"Well, we're going to start in a couple weeks with our budget adjustment bill," Walker responded. "The first step is we're going to deal with collective bargaining for all public employee unions, because you use divide and conquer. So for us the base we've got for that is the fact that we've got — budgetarily we can't afford not to. If we have collective bargaining agreements in place, there's no way not only the state but local governments can balance things out."Note also:

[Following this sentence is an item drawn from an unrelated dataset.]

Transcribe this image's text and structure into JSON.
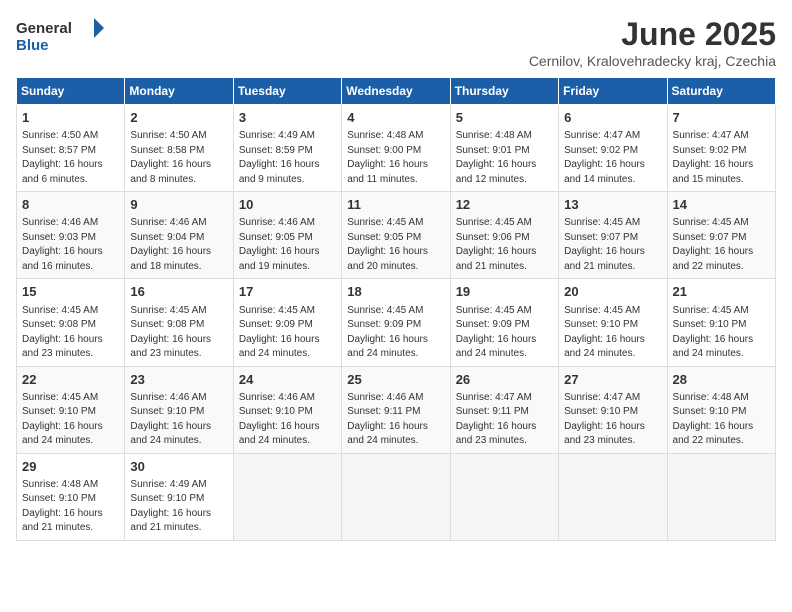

Walker co-sponsored right-to-work legislation in 1993 as a freshman in the state Assembly, but he has declined to say whether he would sign or veto a right-to-work bill if the Legislature passed one. Right-to-work supporters believe it would give more freedom to workers and make it more attractive for companies to invest and hire employees. Opponents say it undermines unions and doesn't help the economy.